### Problem to solve
When you answer, give every record back exactly as written.

[Data about app and page elements]
◇ ◇ ◇ ◇

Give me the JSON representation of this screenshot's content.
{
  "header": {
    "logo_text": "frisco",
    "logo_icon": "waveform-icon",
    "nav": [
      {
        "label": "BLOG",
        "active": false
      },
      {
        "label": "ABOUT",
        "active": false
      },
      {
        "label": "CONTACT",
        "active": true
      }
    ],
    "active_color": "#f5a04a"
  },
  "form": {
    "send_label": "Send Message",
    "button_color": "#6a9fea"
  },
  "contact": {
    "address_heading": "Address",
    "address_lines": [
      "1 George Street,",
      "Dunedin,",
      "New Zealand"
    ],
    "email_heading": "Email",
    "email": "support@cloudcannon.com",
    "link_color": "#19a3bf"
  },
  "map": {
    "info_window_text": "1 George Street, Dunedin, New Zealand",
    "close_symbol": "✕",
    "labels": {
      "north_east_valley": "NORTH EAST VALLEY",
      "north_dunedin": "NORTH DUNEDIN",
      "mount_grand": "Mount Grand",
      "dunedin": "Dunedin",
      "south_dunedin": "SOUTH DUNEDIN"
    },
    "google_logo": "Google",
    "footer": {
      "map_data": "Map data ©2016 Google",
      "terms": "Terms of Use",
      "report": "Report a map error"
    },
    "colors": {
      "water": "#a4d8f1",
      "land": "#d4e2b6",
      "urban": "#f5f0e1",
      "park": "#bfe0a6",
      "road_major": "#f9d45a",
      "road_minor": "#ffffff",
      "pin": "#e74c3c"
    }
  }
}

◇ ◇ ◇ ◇

### Reply
Give me the JSON representation of this screenshot's content.
{
  "header": {
    "logo_text": "frisco",
    "logo_icon": "waveform-icon",
    "nav": [
      {
        "label": "BLOG",
        "active": false
      },
      {
        "label": "ABOUT",
        "active": false
      },
      {
        "label": "CONTACT",
        "active": true
      }
    ],
    "active_color": "#f5a04a"
  },
  "form": {
    "send_label": "Send Message",
    "button_color": "#6a9fea"
  },
  "contact": {
    "address_heading": "Address",
    "address_lines": [
      "1 George Street,",
      "Dunedin,",
      "New Zealand"
    ],
    "email_heading": "Email",
    "email": "support@cloudcannon.com",
    "link_color": "#19a3bf"
  },
  "map": {
    "info_window_text": "1 George Street, Dunedin, New Zealand",
    "close_symbol": "✕",
    "labels": {
      "north_east_valley": "NORTH EAST VALLEY",
      "north_dunedin": "NORTH DUNEDIN",
      "mount_grand": "Mount Grand",
      "dunedin": "Dunedin",
      "south_dunedin": "SOUTH DUNEDIN"
    },
    "google_logo": "Google",
    "footer": {
      "map_data": "Map data ©2016 Google",
      "terms": "Terms of Use",
      "report": "Report a map error"
    },
    "colors": {
      "water": "#a4d8f1",
      "land": "#d4e2b6",
      "urban": "#f5f0e1",
      "park": "#bfe0a6",
      "road_major": "#f9d45a",
      "road_minor": "#ffffff",
      "pin": "#e74c3c"
    }
  }
}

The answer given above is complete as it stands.